The answer is a single number: the count of lines below in which the word "image" appears.
DATA FOR THIS TASK: Begin
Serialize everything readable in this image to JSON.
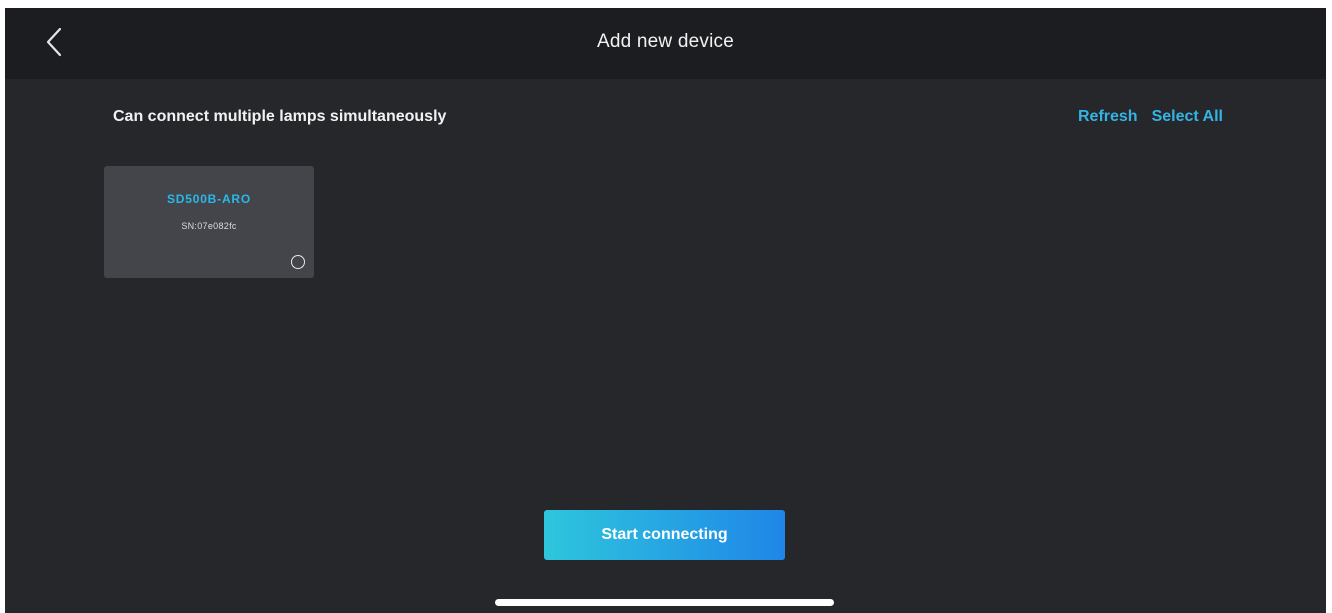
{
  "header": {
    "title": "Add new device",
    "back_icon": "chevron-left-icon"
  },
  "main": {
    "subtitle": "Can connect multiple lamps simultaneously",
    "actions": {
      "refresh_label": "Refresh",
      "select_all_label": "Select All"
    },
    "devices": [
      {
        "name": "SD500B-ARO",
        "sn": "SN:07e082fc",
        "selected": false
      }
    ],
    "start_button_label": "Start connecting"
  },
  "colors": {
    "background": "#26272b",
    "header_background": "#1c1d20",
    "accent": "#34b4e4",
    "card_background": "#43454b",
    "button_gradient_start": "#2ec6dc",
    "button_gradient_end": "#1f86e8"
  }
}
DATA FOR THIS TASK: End
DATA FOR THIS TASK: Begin
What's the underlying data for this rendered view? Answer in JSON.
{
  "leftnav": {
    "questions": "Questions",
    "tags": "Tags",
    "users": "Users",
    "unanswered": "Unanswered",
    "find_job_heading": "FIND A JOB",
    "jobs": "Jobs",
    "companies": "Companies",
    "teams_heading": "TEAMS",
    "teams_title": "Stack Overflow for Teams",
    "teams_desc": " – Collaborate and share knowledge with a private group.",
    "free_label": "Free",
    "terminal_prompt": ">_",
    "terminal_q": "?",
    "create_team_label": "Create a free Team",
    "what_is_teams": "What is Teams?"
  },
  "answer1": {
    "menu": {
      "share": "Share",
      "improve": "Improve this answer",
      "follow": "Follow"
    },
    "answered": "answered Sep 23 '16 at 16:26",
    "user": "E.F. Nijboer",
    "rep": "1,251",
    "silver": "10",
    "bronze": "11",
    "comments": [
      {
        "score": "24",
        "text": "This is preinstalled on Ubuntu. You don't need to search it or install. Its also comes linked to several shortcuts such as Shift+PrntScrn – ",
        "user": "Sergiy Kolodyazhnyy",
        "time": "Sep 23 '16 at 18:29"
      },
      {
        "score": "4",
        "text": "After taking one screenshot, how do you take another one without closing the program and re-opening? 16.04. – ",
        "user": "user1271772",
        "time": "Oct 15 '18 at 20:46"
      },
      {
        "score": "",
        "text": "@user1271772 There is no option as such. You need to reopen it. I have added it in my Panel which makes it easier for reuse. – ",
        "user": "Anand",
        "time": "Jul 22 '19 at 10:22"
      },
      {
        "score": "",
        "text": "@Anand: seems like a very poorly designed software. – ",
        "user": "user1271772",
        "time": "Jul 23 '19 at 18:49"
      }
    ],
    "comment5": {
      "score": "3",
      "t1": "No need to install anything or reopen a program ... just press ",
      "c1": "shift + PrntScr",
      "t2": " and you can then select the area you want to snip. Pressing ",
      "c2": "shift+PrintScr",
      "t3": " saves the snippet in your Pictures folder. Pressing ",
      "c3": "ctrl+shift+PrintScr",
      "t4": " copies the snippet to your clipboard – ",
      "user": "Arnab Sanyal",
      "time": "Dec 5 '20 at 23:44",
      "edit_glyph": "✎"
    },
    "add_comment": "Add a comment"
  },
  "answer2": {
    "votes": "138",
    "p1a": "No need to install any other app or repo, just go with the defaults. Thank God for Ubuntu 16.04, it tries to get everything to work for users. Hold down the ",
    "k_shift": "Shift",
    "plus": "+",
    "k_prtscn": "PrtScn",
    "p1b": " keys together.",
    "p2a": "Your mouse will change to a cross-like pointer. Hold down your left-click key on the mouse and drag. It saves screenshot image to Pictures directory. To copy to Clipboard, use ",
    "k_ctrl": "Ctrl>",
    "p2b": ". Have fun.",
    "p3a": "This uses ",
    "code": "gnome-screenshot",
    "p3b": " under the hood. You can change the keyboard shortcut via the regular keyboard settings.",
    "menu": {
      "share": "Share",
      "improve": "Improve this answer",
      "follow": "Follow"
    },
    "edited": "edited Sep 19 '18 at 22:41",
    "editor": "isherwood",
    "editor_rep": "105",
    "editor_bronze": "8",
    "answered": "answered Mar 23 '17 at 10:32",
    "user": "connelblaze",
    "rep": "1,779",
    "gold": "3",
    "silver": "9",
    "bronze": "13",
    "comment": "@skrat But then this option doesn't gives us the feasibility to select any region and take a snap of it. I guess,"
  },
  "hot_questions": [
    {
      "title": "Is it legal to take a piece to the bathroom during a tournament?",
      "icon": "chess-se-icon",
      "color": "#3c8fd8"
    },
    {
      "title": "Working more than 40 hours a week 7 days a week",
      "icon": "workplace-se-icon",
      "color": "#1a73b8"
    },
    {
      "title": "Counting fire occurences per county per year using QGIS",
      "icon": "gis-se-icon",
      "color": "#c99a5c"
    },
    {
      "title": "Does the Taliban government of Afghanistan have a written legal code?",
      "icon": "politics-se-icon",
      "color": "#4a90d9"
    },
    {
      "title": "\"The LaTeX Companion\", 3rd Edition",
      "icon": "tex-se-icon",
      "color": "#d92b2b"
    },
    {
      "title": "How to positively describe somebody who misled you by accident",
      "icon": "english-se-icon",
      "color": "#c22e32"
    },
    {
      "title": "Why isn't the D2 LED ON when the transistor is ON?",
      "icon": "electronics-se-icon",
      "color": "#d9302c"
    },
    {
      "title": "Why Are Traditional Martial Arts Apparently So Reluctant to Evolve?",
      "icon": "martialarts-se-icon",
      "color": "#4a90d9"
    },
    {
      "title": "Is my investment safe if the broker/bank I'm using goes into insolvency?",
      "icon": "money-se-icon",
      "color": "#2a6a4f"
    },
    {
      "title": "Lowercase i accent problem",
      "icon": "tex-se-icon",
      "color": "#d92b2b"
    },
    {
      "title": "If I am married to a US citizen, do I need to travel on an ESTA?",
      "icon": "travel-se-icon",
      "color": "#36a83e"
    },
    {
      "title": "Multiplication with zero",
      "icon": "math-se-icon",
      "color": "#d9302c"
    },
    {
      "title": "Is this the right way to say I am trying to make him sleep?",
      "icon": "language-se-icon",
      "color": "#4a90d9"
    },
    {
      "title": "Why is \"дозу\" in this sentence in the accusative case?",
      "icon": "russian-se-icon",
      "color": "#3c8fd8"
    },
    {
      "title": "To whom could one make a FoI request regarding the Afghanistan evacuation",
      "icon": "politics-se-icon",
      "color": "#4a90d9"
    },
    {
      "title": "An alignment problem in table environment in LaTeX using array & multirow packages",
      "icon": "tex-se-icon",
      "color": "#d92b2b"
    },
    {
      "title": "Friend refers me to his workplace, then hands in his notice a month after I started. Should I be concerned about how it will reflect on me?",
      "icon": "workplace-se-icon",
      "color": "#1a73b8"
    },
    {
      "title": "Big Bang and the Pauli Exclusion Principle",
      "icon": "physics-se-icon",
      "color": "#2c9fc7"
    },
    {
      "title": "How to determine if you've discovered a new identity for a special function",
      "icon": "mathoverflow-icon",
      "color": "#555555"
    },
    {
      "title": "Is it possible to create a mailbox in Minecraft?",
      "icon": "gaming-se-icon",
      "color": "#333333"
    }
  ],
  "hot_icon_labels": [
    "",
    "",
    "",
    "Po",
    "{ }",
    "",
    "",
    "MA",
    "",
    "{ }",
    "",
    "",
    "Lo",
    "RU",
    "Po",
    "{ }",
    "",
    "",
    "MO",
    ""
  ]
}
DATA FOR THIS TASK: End
WRITTEN RESPONSE — 2